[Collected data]
⁂

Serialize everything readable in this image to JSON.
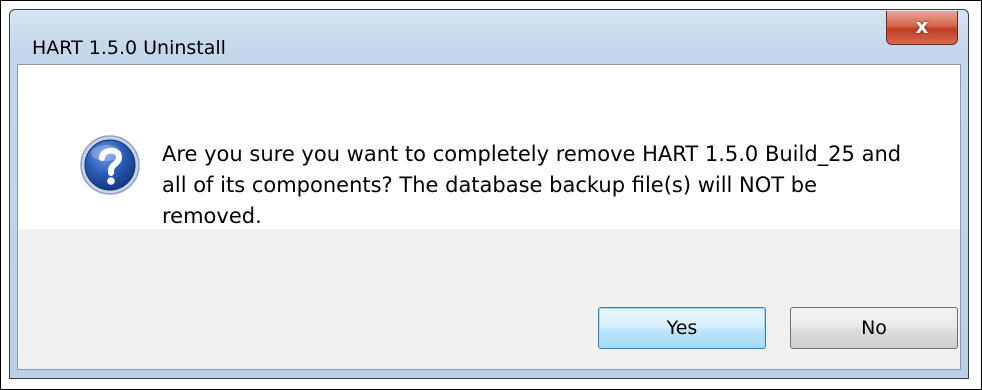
{
  "window": {
    "title": "HART 1.5.0 Uninstall",
    "close_label": "x"
  },
  "dialog": {
    "icon": "question-icon",
    "message": "Are you sure you want to completely remove HART 1.5.0 Build_25 and all of its components? The database backup file(s) will NOT be removed."
  },
  "buttons": {
    "yes_label": "Yes",
    "no_label": "No"
  },
  "colors": {
    "titlebar": "#c4d6ea",
    "close_button": "#c03b23",
    "icon_blue": "#1f4fa6",
    "footer": "#f0f0f0",
    "default_button_border": "#3c7fb1"
  }
}
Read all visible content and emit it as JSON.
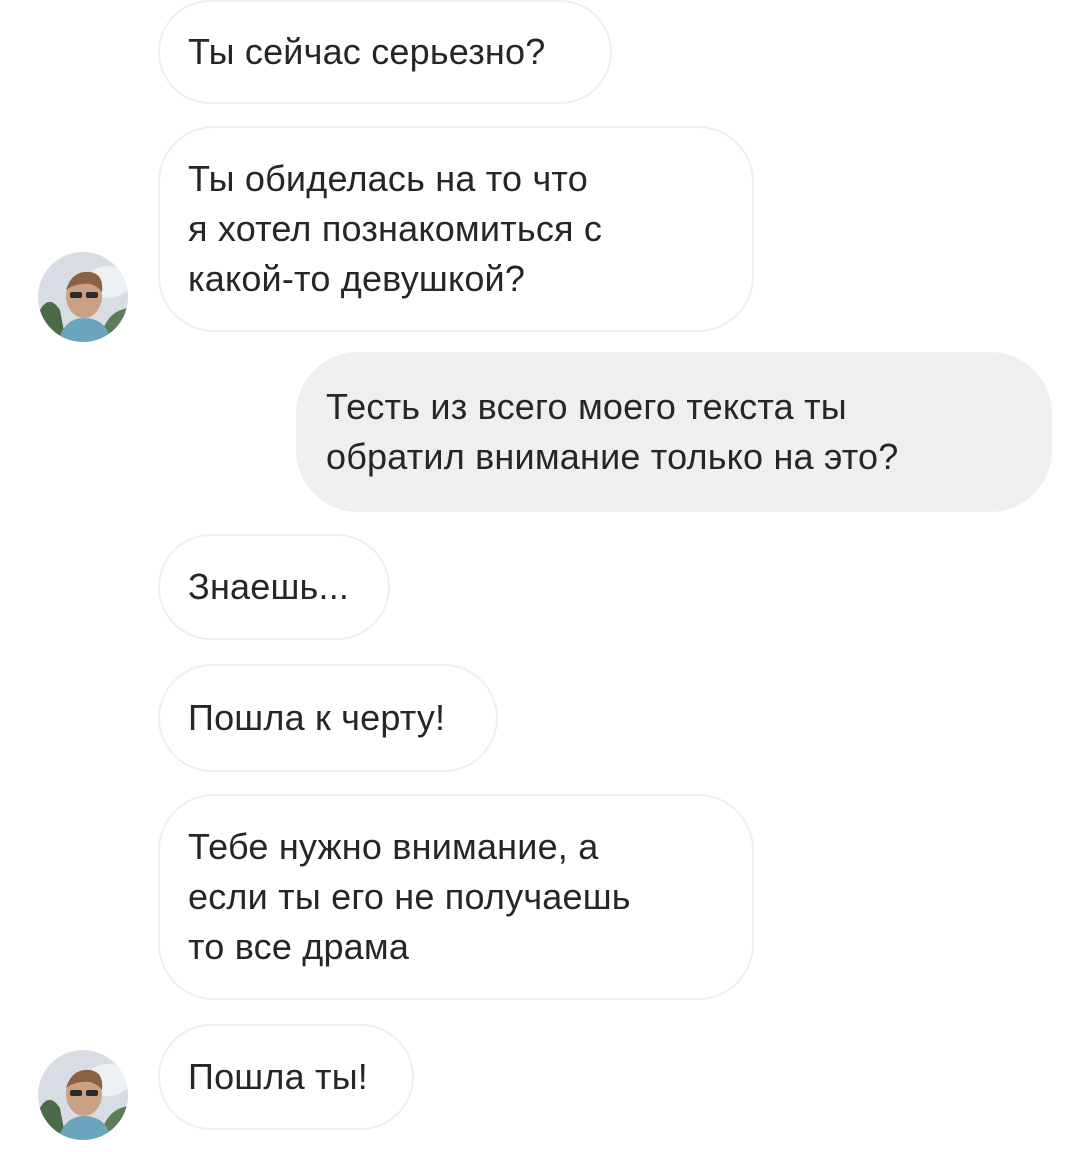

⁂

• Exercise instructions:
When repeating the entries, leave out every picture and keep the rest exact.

• Response to the task:
Serialize everything readable in this image to JSON.
{
  "window": {
    "title": "HART 1.5.0 Uninstall",
    "close_label": "x"
  },
  "dialog": {
    "icon": "question-icon",
    "message": "Are you sure you want to completely remove HART 1.5.0 Build_25 and all of its components? The database backup file(s) will NOT be removed."
  },
  "buttons": {
    "yes_label": "Yes",
    "no_label": "No"
  },
  "colors": {
    "titlebar": "#c4d6ea",
    "close_button": "#c03b23",
    "icon_blue": "#1f4fa6",
    "footer": "#f0f0f0",
    "default_button_border": "#3c7fb1"
  }
}
Read all visible content and emit it as JSON.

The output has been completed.